§ **PROBLEM STATEMENT**: Your answer must be the data repeated exactly, with no pictures in it.

§ **INFORMATION SHOWN**:
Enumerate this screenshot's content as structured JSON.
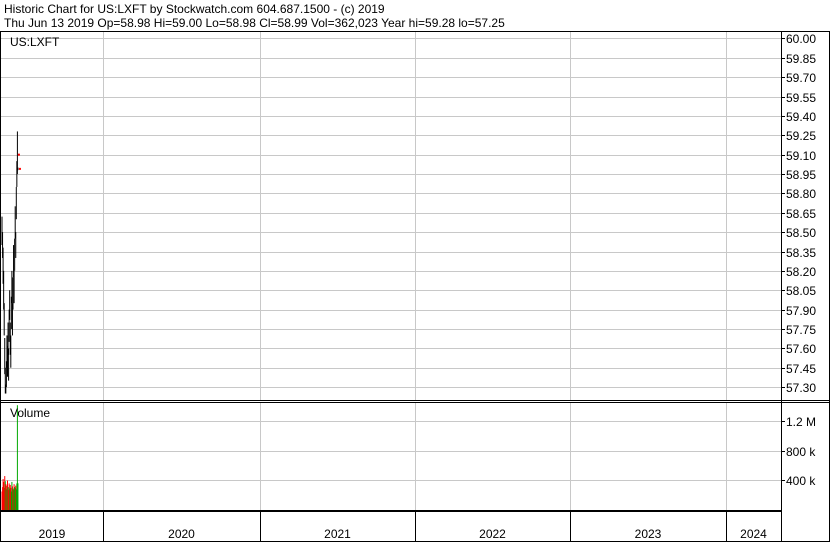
{
  "header": {
    "line1": "Historic Chart for US:LXFT by Stockwatch.com 604.687.1500 - (c) 2019",
    "line2": "Thu Jun 13 2019   Op=58.98   Hi=59.00   Lo=58.98   Cl=58.99   Vol=362,023   Year hi=59.28   lo=57.25"
  },
  "colors": {
    "price": "#000000",
    "down": "#ff0000",
    "up": "#00aa00",
    "grid": "#c8c8c8"
  },
  "chart_data": [
    {
      "type": "line",
      "panel": "price",
      "title": "US:LXFT",
      "y_ticks": [
        "60.00",
        "59.85",
        "59.70",
        "59.55",
        "59.40",
        "59.25",
        "59.10",
        "58.95",
        "58.80",
        "58.65",
        "58.50",
        "58.35",
        "58.20",
        "58.05",
        "57.90",
        "57.75",
        "57.60",
        "57.45",
        "57.30"
      ],
      "ylim": [
        57.2,
        60.05
      ],
      "x_ticks": [
        "2019",
        "2020",
        "2021",
        "2022",
        "2023",
        "2024"
      ],
      "series": [
        {
          "values": [
            58.55,
            58.45,
            58.3,
            58.1,
            57.85,
            57.55,
            57.35,
            57.25,
            57.4,
            57.6,
            57.5,
            57.7,
            57.45,
            57.8,
            57.95,
            57.7,
            57.55,
            57.9,
            58.1,
            57.85,
            58.05,
            58.3,
            58.1,
            58.35,
            58.6,
            58.4,
            58.75,
            58.95,
            59.1,
            58.99
          ],
          "high": [
            58.62,
            58.5,
            58.38,
            58.2,
            57.95,
            57.68,
            57.45,
            57.32,
            57.5,
            57.7,
            57.62,
            57.8,
            57.6,
            57.9,
            58.05,
            57.8,
            57.7,
            58.0,
            58.2,
            57.95,
            58.15,
            58.4,
            58.2,
            58.45,
            58.7,
            58.5,
            58.85,
            59.05,
            59.28,
            59.0
          ],
          "low": [
            58.4,
            58.3,
            58.1,
            57.9,
            57.7,
            57.4,
            57.25,
            57.25,
            57.3,
            57.45,
            57.38,
            57.55,
            57.35,
            57.65,
            57.82,
            57.55,
            57.45,
            57.75,
            57.95,
            57.7,
            57.9,
            58.15,
            57.95,
            58.2,
            58.45,
            58.3,
            58.6,
            58.85,
            58.95,
            58.98
          ]
        }
      ]
    },
    {
      "type": "bar",
      "panel": "volume",
      "title": "Volume",
      "y_ticks": [
        "1.2 M",
        "800 k",
        "400 k"
      ],
      "y_tick_values": [
        1200000,
        800000,
        400000
      ],
      "ylim": [
        0,
        1450000
      ],
      "values": [
        250000,
        310000,
        420000,
        380000,
        300000,
        460000,
        390000,
        350000,
        280000,
        330000,
        400000,
        310000,
        270000,
        360000,
        290000,
        340000,
        300000,
        250000,
        380000,
        320000,
        290000,
        270000,
        350000,
        310000,
        300000,
        330000,
        280000,
        360000,
        1420000,
        362023
      ],
      "directions": [
        "d",
        "d",
        "d",
        "d",
        "d",
        "d",
        "u",
        "d",
        "u",
        "d",
        "d",
        "u",
        "d",
        "d",
        "u",
        "d",
        "d",
        "u",
        "u",
        "d",
        "u",
        "u",
        "d",
        "u",
        "u",
        "d",
        "u",
        "u",
        "u",
        "u"
      ]
    }
  ]
}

§ **ANSWER**:
Enumerate this screenshot's content as structured JSON.
{
  "header": {
    "line1": "Historic Chart for US:LXFT by Stockwatch.com 604.687.1500 - (c) 2019",
    "line2": "Thu Jun 13 2019   Op=58.98   Hi=59.00   Lo=58.98   Cl=58.99   Vol=362,023   Year hi=59.28   lo=57.25"
  },
  "colors": {
    "price": "#000000",
    "down": "#ff0000",
    "up": "#00aa00",
    "grid": "#c8c8c8"
  },
  "chart_data": [
    {
      "type": "line",
      "panel": "price",
      "title": "US:LXFT",
      "y_ticks": [
        "60.00",
        "59.85",
        "59.70",
        "59.55",
        "59.40",
        "59.25",
        "59.10",
        "58.95",
        "58.80",
        "58.65",
        "58.50",
        "58.35",
        "58.20",
        "58.05",
        "57.90",
        "57.75",
        "57.60",
        "57.45",
        "57.30"
      ],
      "ylim": [
        57.2,
        60.05
      ],
      "x_ticks": [
        "2019",
        "2020",
        "2021",
        "2022",
        "2023",
        "2024"
      ],
      "series": [
        {
          "values": [
            58.55,
            58.45,
            58.3,
            58.1,
            57.85,
            57.55,
            57.35,
            57.25,
            57.4,
            57.6,
            57.5,
            57.7,
            57.45,
            57.8,
            57.95,
            57.7,
            57.55,
            57.9,
            58.1,
            57.85,
            58.05,
            58.3,
            58.1,
            58.35,
            58.6,
            58.4,
            58.75,
            58.95,
            59.1,
            58.99
          ],
          "high": [
            58.62,
            58.5,
            58.38,
            58.2,
            57.95,
            57.68,
            57.45,
            57.32,
            57.5,
            57.7,
            57.62,
            57.8,
            57.6,
            57.9,
            58.05,
            57.8,
            57.7,
            58.0,
            58.2,
            57.95,
            58.15,
            58.4,
            58.2,
            58.45,
            58.7,
            58.5,
            58.85,
            59.05,
            59.28,
            59.0
          ],
          "low": [
            58.4,
            58.3,
            58.1,
            57.9,
            57.7,
            57.4,
            57.25,
            57.25,
            57.3,
            57.45,
            57.38,
            57.55,
            57.35,
            57.65,
            57.82,
            57.55,
            57.45,
            57.75,
            57.95,
            57.7,
            57.9,
            58.15,
            57.95,
            58.2,
            58.45,
            58.3,
            58.6,
            58.85,
            58.95,
            58.98
          ]
        }
      ]
    },
    {
      "type": "bar",
      "panel": "volume",
      "title": "Volume",
      "y_ticks": [
        "1.2 M",
        "800 k",
        "400 k"
      ],
      "y_tick_values": [
        1200000,
        800000,
        400000
      ],
      "ylim": [
        0,
        1450000
      ],
      "values": [
        250000,
        310000,
        420000,
        380000,
        300000,
        460000,
        390000,
        350000,
        280000,
        330000,
        400000,
        310000,
        270000,
        360000,
        290000,
        340000,
        300000,
        250000,
        380000,
        320000,
        290000,
        270000,
        350000,
        310000,
        300000,
        330000,
        280000,
        360000,
        1420000,
        362023
      ],
      "directions": [
        "d",
        "d",
        "d",
        "d",
        "d",
        "d",
        "u",
        "d",
        "u",
        "d",
        "d",
        "u",
        "d",
        "d",
        "u",
        "d",
        "d",
        "u",
        "u",
        "d",
        "u",
        "u",
        "d",
        "u",
        "u",
        "d",
        "u",
        "u",
        "u",
        "u"
      ]
    }
  ]
}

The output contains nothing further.